## What needs to be done
The listing must be copied out in full and exactly; no images go with it.

## Source material
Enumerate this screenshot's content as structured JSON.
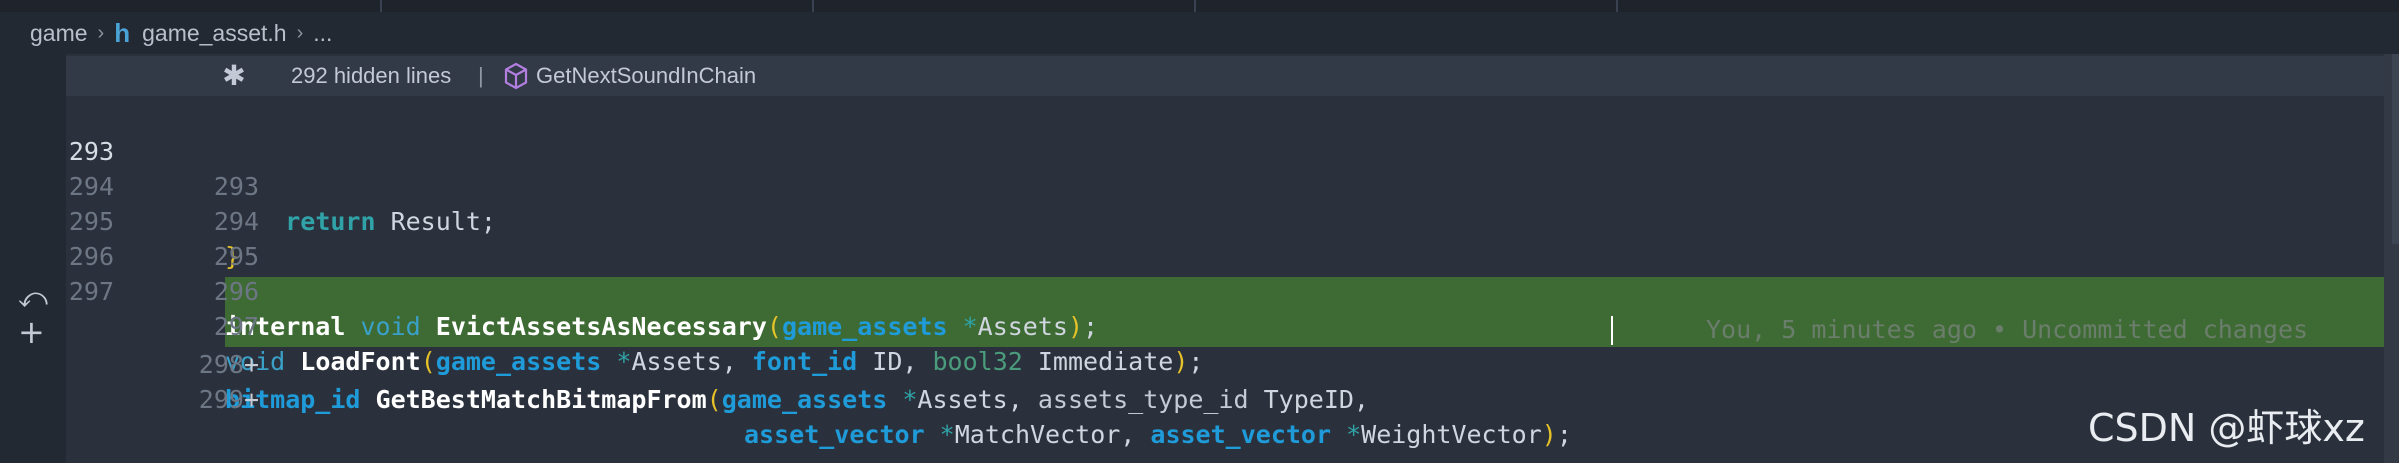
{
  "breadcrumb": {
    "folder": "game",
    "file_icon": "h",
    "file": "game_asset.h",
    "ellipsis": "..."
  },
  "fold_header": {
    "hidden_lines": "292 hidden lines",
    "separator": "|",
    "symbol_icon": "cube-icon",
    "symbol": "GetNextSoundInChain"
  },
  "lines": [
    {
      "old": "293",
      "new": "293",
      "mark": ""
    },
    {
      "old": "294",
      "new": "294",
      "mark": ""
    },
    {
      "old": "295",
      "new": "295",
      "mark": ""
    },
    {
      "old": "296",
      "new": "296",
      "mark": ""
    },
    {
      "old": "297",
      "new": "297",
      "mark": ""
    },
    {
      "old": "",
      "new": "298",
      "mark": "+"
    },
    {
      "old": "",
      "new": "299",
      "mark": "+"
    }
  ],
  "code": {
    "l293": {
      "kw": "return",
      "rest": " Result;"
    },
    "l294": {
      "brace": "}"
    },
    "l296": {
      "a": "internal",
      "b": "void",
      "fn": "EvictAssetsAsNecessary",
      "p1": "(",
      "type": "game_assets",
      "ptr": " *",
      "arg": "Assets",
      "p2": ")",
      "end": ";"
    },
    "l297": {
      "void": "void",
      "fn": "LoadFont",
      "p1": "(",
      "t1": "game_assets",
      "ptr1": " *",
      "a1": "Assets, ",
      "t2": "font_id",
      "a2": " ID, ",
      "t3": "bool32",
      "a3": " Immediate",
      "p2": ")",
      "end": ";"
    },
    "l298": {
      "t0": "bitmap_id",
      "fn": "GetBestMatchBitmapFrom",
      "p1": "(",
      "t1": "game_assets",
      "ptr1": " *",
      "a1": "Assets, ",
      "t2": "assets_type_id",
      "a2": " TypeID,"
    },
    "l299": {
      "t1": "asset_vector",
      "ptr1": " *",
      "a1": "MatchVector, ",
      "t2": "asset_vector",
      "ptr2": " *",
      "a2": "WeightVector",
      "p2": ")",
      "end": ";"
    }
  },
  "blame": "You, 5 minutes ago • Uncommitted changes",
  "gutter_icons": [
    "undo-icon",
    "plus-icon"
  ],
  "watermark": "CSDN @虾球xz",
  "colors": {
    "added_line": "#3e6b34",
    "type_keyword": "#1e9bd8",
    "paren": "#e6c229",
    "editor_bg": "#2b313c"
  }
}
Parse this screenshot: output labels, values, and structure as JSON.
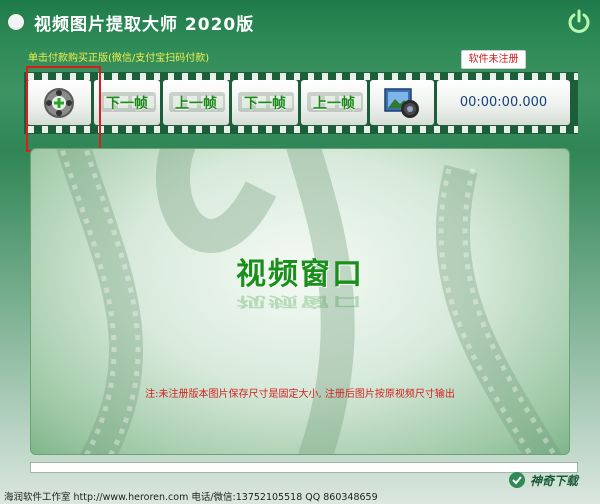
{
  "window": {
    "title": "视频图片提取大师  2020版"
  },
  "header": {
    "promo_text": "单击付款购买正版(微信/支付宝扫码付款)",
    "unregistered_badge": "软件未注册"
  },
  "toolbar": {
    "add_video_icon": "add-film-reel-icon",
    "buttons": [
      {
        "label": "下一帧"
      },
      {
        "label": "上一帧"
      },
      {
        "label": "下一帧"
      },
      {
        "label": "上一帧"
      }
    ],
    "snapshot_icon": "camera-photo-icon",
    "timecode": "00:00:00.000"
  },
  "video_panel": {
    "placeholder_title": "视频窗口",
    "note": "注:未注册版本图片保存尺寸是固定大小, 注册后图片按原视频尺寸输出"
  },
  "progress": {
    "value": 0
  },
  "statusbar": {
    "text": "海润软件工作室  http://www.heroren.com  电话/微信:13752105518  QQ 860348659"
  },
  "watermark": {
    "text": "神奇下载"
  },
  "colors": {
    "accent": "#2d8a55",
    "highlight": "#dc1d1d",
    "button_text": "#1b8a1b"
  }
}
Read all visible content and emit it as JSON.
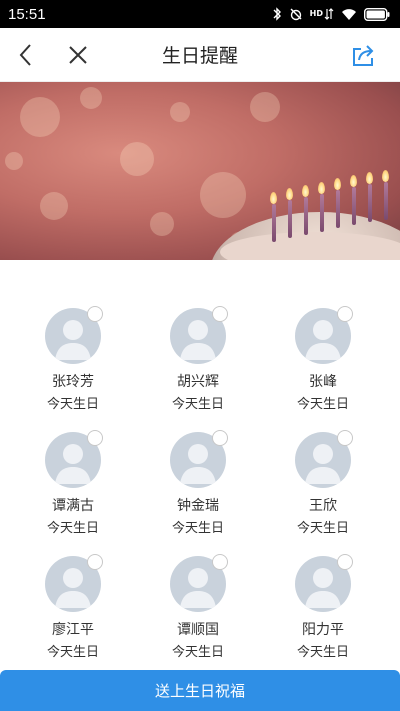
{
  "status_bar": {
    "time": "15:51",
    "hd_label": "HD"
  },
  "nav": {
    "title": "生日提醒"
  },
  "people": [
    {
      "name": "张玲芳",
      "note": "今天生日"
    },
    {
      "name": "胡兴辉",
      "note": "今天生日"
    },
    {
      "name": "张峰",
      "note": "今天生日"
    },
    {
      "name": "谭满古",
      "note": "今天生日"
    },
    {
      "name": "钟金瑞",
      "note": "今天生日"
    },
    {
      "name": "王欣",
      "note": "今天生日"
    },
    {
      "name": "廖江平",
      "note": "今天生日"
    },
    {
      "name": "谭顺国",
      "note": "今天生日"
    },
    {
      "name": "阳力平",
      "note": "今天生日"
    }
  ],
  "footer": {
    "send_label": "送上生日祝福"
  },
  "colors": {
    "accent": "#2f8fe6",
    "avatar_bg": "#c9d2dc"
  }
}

## Answer to this task
Enumerate this screenshot's content as structured JSON.
{
  "breadcrumb": {
    "folder": "game",
    "file_icon": "h",
    "file": "game_asset.h",
    "ellipsis": "..."
  },
  "fold_header": {
    "hidden_lines": "292 hidden lines",
    "separator": "|",
    "symbol_icon": "cube-icon",
    "symbol": "GetNextSoundInChain"
  },
  "lines": [
    {
      "old": "293",
      "new": "293",
      "mark": ""
    },
    {
      "old": "294",
      "new": "294",
      "mark": ""
    },
    {
      "old": "295",
      "new": "295",
      "mark": ""
    },
    {
      "old": "296",
      "new": "296",
      "mark": ""
    },
    {
      "old": "297",
      "new": "297",
      "mark": ""
    },
    {
      "old": "",
      "new": "298",
      "mark": "+"
    },
    {
      "old": "",
      "new": "299",
      "mark": "+"
    }
  ],
  "code": {
    "l293": {
      "kw": "return",
      "rest": " Result;"
    },
    "l294": {
      "brace": "}"
    },
    "l296": {
      "a": "internal",
      "b": "void",
      "fn": "EvictAssetsAsNecessary",
      "p1": "(",
      "type": "game_assets",
      "ptr": " *",
      "arg": "Assets",
      "p2": ")",
      "end": ";"
    },
    "l297": {
      "void": "void",
      "fn": "LoadFont",
      "p1": "(",
      "t1": "game_assets",
      "ptr1": " *",
      "a1": "Assets, ",
      "t2": "font_id",
      "a2": " ID, ",
      "t3": "bool32",
      "a3": " Immediate",
      "p2": ")",
      "end": ";"
    },
    "l298": {
      "t0": "bitmap_id",
      "fn": "GetBestMatchBitmapFrom",
      "p1": "(",
      "t1": "game_assets",
      "ptr1": " *",
      "a1": "Assets, ",
      "t2": "assets_type_id",
      "a2": " TypeID,"
    },
    "l299": {
      "t1": "asset_vector",
      "ptr1": " *",
      "a1": "MatchVector, ",
      "t2": "asset_vector",
      "ptr2": " *",
      "a2": "WeightVector",
      "p2": ")",
      "end": ";"
    }
  },
  "blame": "You, 5 minutes ago • Uncommitted changes",
  "gutter_icons": [
    "undo-icon",
    "plus-icon"
  ],
  "watermark": "CSDN @虾球xz",
  "colors": {
    "added_line": "#3e6b34",
    "type_keyword": "#1e9bd8",
    "paren": "#e6c229",
    "editor_bg": "#2b313c"
  }
}
Parse this screenshot: output labels, values, and structure as JSON.
{
  "window": {
    "title": "视频图片提取大师  2020版"
  },
  "header": {
    "promo_text": "单击付款购买正版(微信/支付宝扫码付款)",
    "unregistered_badge": "软件未注册"
  },
  "toolbar": {
    "add_video_icon": "add-film-reel-icon",
    "buttons": [
      {
        "label": "下一帧"
      },
      {
        "label": "上一帧"
      },
      {
        "label": "下一帧"
      },
      {
        "label": "上一帧"
      }
    ],
    "snapshot_icon": "camera-photo-icon",
    "timecode": "00:00:00.000"
  },
  "video_panel": {
    "placeholder_title": "视频窗口",
    "note": "注:未注册版本图片保存尺寸是固定大小, 注册后图片按原视频尺寸输出"
  },
  "progress": {
    "value": 0
  },
  "statusbar": {
    "text": "海润软件工作室  http://www.heroren.com  电话/微信:13752105518  QQ 860348659"
  },
  "watermark": {
    "text": "神奇下载"
  },
  "colors": {
    "accent": "#2d8a55",
    "highlight": "#dc1d1d",
    "button_text": "#1b8a1b"
  }
}
Read all visible content and emit it as JSON.
{
  "status_bar": {
    "time": "15:51",
    "hd_label": "HD"
  },
  "nav": {
    "title": "生日提醒"
  },
  "people": [
    {
      "name": "张玲芳",
      "note": "今天生日"
    },
    {
      "name": "胡兴辉",
      "note": "今天生日"
    },
    {
      "name": "张峰",
      "note": "今天生日"
    },
    {
      "name": "谭满古",
      "note": "今天生日"
    },
    {
      "name": "钟金瑞",
      "note": "今天生日"
    },
    {
      "name": "王欣",
      "note": "今天生日"
    },
    {
      "name": "廖江平",
      "note": "今天生日"
    },
    {
      "name": "谭顺国",
      "note": "今天生日"
    },
    {
      "name": "阳力平",
      "note": "今天生日"
    }
  ],
  "footer": {
    "send_label": "送上生日祝福"
  },
  "colors": {
    "accent": "#2f8fe6",
    "avatar_bg": "#c9d2dc"
  }
}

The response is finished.